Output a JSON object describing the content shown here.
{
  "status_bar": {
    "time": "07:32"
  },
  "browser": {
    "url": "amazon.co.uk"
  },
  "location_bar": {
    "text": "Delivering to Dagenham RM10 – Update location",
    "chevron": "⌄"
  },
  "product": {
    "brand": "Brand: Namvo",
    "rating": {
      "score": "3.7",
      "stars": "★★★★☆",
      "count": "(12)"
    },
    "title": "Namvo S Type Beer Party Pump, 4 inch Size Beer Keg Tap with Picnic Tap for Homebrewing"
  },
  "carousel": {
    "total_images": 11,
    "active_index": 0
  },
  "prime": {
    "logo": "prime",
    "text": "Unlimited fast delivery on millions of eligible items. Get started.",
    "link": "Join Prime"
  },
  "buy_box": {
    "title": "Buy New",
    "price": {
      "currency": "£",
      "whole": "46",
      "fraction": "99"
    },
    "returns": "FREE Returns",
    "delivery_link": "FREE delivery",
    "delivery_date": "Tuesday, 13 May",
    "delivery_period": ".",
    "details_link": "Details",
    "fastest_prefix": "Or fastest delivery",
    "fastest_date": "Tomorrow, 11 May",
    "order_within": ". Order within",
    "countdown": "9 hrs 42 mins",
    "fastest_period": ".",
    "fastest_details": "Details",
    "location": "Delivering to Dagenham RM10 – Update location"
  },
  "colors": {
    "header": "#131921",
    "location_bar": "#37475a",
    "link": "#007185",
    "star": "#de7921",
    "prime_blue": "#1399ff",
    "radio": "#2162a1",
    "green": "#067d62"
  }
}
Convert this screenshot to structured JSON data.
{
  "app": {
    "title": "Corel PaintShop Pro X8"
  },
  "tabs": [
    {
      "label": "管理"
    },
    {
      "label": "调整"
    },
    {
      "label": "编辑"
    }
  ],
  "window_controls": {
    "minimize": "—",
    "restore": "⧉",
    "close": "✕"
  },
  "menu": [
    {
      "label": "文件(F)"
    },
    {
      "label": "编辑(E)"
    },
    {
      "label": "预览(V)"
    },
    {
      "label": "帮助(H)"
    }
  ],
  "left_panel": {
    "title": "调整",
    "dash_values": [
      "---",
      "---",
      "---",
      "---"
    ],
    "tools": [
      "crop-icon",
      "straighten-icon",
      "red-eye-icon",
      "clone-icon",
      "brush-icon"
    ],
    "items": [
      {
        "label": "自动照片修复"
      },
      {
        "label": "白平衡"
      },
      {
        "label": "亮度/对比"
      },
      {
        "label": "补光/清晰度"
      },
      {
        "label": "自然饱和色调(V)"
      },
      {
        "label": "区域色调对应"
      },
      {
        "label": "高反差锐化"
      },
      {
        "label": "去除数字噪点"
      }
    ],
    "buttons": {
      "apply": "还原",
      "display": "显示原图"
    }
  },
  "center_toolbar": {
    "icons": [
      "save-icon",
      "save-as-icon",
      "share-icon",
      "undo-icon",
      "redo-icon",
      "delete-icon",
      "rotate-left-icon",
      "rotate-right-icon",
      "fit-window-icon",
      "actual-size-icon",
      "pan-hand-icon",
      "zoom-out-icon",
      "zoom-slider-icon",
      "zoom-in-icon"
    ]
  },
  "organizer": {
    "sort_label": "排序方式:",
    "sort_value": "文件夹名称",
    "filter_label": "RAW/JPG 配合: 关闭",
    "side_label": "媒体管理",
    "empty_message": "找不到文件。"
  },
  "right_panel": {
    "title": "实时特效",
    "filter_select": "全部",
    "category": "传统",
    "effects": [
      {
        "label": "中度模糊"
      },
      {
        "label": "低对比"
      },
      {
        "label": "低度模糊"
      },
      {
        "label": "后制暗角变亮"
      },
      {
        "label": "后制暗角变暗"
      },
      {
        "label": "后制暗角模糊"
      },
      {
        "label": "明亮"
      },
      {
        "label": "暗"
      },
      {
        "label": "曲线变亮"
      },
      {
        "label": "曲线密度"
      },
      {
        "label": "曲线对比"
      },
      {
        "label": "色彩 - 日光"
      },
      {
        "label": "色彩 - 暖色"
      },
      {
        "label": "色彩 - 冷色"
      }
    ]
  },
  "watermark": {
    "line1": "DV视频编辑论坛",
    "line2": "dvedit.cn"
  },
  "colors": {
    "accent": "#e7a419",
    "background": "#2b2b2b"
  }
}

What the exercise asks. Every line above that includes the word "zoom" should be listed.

Answer area.
      "zoom-out-icon",
      "zoom-slider-icon",
      "zoom-in-icon"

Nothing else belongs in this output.